[Data records for software interfaces]
== Segment start ==

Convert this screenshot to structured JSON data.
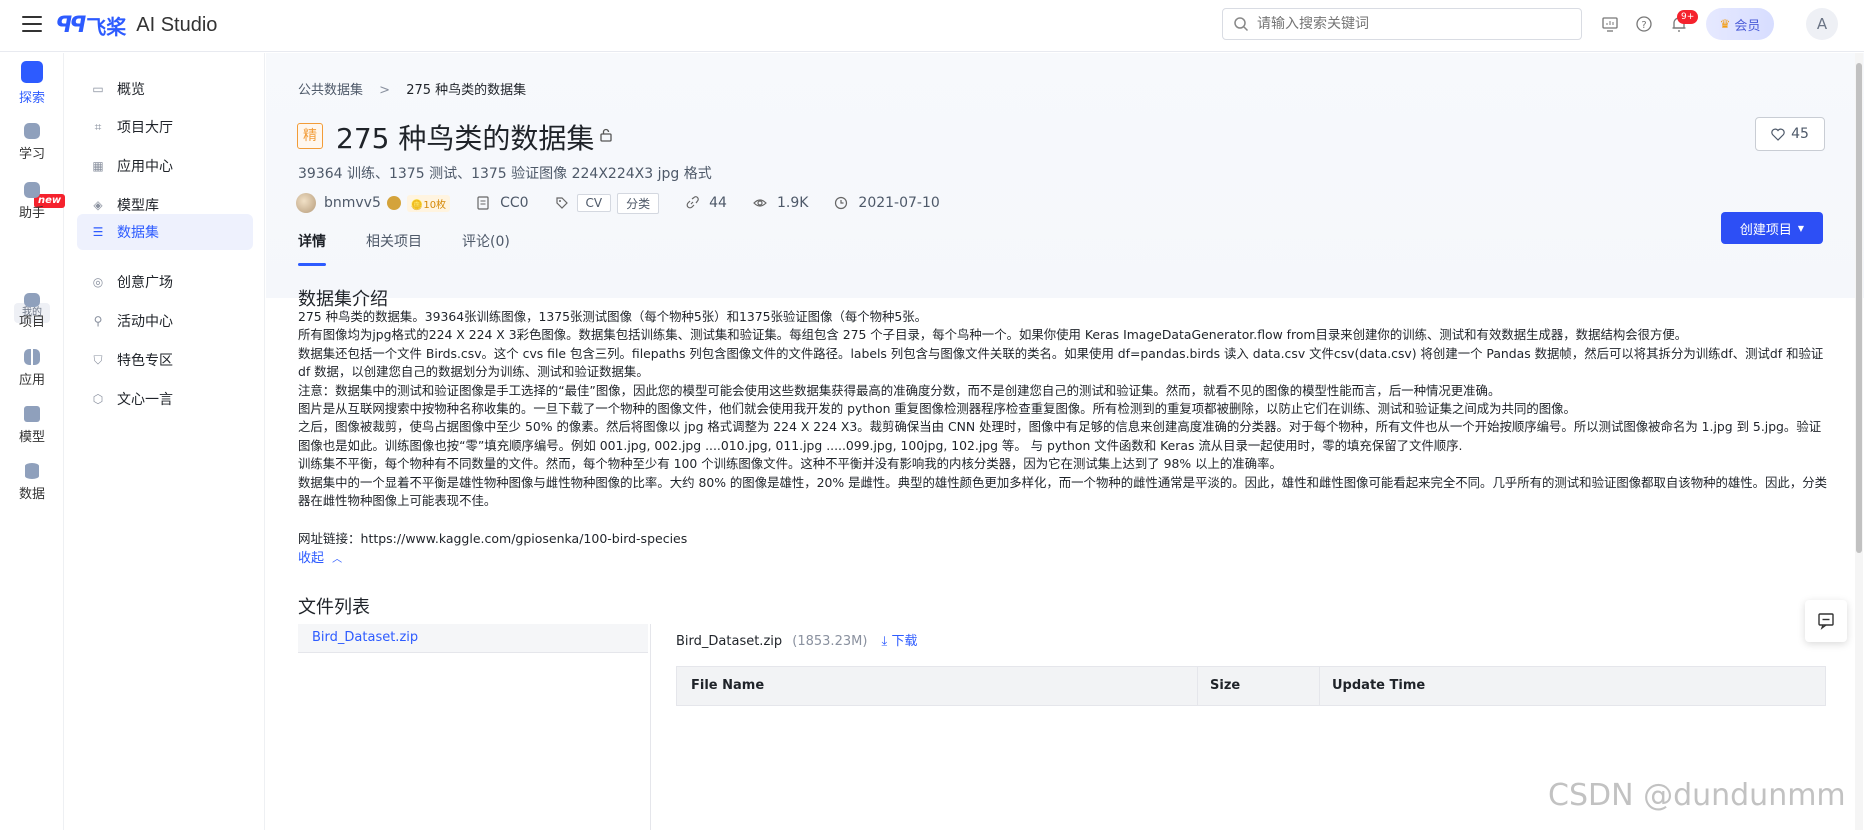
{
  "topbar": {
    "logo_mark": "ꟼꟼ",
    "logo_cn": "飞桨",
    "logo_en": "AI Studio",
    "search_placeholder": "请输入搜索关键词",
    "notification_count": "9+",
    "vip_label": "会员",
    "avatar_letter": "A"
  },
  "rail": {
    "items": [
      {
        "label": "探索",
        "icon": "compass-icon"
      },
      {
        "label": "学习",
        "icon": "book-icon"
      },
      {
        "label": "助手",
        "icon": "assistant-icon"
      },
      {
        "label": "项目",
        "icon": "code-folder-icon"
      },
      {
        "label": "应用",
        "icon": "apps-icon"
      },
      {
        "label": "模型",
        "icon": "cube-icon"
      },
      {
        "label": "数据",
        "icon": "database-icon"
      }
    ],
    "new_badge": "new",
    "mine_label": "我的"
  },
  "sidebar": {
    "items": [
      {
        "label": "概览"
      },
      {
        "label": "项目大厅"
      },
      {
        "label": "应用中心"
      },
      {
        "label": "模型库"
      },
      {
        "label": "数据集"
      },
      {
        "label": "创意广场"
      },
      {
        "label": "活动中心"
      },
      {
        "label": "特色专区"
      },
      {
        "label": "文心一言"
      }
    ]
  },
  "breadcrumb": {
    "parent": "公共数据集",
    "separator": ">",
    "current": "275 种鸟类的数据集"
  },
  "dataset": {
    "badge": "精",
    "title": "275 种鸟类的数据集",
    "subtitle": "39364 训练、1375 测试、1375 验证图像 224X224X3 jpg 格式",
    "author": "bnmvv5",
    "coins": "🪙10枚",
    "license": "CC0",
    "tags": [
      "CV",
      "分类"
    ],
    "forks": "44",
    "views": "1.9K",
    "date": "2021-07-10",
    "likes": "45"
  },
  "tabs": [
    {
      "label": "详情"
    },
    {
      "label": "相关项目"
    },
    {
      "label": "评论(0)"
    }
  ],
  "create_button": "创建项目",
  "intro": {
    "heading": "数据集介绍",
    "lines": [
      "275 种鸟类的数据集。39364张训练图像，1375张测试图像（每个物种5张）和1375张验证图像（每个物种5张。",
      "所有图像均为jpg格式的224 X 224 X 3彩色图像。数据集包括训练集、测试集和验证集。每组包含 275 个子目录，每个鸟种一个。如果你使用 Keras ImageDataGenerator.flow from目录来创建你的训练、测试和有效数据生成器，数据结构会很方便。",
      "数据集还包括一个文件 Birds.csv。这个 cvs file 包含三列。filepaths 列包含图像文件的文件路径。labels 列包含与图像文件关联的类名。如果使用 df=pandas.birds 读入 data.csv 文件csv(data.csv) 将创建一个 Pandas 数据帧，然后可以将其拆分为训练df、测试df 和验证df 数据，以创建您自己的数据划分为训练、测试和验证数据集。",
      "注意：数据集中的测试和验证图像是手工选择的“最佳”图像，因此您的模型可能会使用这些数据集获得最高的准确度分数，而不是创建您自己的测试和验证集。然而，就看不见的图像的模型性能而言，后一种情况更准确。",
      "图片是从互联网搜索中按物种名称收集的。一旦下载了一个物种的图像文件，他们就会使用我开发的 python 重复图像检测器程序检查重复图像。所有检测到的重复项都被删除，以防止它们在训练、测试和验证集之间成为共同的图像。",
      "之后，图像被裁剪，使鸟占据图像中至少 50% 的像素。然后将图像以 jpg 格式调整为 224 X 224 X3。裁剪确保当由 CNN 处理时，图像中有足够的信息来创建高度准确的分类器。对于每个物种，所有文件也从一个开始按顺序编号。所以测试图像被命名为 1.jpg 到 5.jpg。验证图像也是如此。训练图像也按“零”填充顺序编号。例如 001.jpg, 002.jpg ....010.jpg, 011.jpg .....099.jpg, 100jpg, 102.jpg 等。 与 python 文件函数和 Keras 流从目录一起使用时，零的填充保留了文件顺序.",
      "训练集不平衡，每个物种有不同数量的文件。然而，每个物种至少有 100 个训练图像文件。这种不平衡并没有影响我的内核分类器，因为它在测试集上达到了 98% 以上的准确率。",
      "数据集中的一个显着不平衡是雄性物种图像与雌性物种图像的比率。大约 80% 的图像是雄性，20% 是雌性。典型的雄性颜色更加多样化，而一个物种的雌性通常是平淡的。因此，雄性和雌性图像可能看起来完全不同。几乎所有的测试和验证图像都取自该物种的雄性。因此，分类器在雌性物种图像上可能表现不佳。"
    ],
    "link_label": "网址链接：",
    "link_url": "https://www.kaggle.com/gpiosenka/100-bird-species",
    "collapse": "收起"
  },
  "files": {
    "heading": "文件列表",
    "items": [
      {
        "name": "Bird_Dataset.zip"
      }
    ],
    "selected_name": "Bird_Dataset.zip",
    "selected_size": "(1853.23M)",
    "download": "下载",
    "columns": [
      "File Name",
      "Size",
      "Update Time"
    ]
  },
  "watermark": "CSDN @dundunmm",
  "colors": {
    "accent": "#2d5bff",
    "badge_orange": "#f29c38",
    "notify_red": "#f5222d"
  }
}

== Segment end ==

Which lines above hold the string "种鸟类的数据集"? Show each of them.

    "current": "275 种鸟类的数据集"
    "title": "275 种鸟类的数据集",
      "275 种鸟类的数据集。39364张训练图像，1375张测试图像（每个物种5张）和1375张验证图像（每个物种5张。",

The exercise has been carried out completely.